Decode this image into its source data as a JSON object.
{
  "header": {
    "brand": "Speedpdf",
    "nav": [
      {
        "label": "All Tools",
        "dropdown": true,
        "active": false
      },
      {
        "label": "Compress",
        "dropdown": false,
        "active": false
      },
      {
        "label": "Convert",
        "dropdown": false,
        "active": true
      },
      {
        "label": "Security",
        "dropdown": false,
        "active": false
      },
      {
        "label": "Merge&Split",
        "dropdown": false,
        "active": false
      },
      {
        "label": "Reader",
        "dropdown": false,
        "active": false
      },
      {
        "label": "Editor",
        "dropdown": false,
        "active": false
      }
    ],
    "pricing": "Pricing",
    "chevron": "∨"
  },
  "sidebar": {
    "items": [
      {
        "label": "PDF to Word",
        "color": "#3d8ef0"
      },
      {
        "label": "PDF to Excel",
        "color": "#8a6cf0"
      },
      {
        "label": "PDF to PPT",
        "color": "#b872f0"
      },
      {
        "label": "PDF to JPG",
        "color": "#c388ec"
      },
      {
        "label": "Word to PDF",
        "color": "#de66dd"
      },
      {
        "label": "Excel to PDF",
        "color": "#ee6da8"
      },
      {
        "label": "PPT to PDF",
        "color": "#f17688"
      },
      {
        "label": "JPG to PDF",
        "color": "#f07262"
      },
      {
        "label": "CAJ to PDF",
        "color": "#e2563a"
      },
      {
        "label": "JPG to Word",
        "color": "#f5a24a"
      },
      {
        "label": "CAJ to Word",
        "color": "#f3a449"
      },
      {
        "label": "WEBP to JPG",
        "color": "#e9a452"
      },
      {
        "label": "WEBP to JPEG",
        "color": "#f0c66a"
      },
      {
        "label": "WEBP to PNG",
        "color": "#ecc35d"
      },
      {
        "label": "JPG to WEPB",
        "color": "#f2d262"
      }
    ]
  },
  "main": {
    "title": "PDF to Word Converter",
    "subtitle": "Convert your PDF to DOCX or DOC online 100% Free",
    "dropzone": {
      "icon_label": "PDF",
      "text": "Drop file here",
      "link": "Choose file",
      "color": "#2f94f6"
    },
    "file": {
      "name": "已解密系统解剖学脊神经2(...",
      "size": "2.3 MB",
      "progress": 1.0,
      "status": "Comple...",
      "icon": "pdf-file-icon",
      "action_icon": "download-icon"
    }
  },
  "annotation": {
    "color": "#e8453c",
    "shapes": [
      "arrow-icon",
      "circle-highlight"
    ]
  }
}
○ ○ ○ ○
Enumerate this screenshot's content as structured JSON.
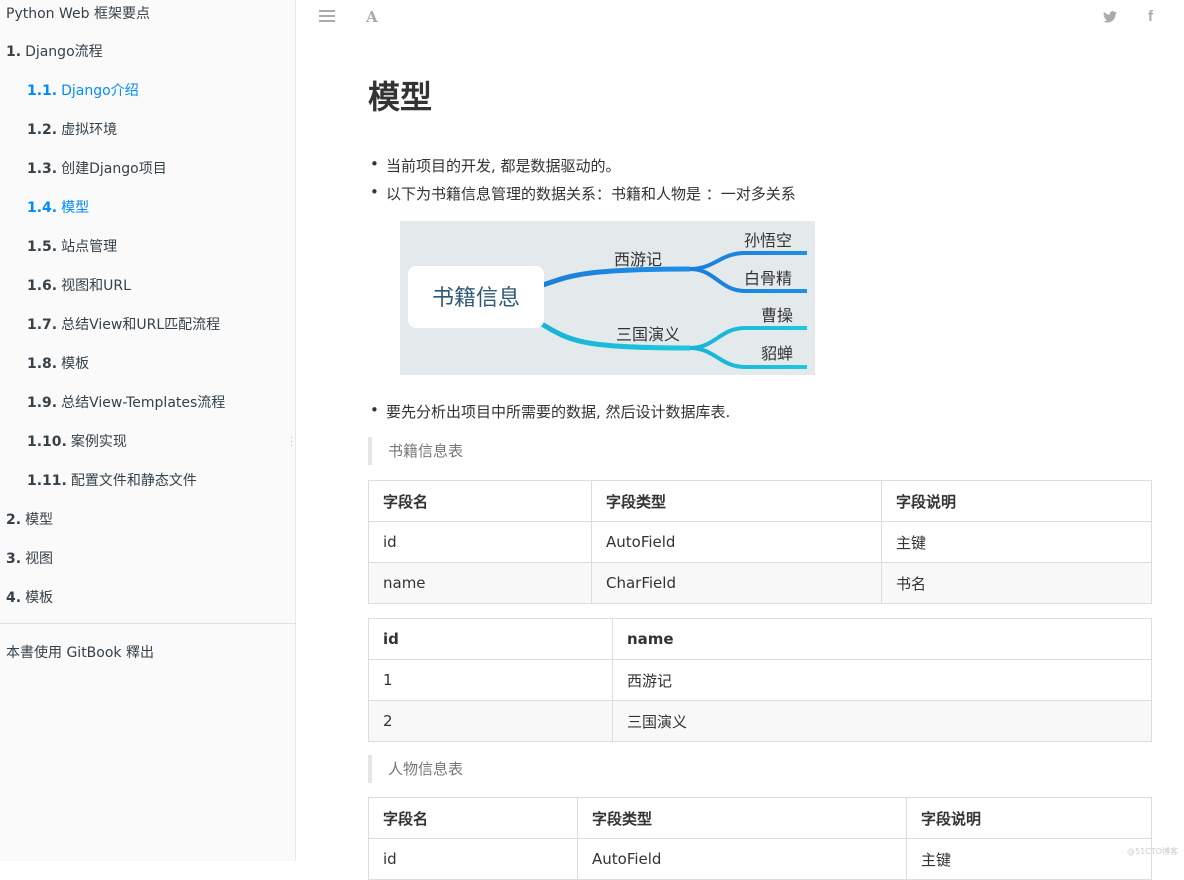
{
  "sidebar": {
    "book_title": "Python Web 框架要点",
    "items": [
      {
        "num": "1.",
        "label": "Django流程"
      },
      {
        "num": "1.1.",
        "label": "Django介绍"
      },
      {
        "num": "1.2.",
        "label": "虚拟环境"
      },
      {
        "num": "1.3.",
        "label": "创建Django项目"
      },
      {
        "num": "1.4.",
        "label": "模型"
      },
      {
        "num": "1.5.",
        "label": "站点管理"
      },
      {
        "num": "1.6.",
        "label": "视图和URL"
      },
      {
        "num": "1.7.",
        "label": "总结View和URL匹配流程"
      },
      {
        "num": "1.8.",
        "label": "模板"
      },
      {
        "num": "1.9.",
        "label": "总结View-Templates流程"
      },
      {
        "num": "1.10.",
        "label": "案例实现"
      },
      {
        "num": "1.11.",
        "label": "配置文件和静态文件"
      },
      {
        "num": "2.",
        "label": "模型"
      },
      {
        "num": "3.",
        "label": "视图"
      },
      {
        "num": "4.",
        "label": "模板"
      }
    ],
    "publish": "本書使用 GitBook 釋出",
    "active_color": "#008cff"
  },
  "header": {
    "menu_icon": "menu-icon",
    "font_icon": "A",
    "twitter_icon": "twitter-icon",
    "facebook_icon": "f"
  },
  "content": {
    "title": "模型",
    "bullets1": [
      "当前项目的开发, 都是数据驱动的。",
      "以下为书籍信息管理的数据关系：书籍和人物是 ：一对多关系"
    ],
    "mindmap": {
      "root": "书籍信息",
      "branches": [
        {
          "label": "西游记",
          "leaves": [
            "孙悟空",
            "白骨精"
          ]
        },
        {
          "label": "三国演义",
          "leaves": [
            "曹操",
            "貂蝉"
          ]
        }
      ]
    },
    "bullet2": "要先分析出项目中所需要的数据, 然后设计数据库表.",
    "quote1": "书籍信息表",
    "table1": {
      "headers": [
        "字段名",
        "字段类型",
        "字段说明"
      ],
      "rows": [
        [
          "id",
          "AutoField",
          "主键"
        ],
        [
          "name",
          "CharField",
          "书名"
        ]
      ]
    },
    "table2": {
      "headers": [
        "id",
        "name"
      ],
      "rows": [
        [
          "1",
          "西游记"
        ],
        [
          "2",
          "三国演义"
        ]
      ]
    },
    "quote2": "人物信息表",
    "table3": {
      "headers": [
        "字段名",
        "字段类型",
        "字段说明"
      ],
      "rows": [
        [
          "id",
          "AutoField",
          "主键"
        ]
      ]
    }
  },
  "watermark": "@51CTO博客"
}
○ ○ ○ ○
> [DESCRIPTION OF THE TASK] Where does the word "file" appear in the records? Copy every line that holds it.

> [TASK OUTPUT]
      "text": "Drop file here",
      "link": "Choose file",
    "file": {
      "icon": "pdf-file-icon",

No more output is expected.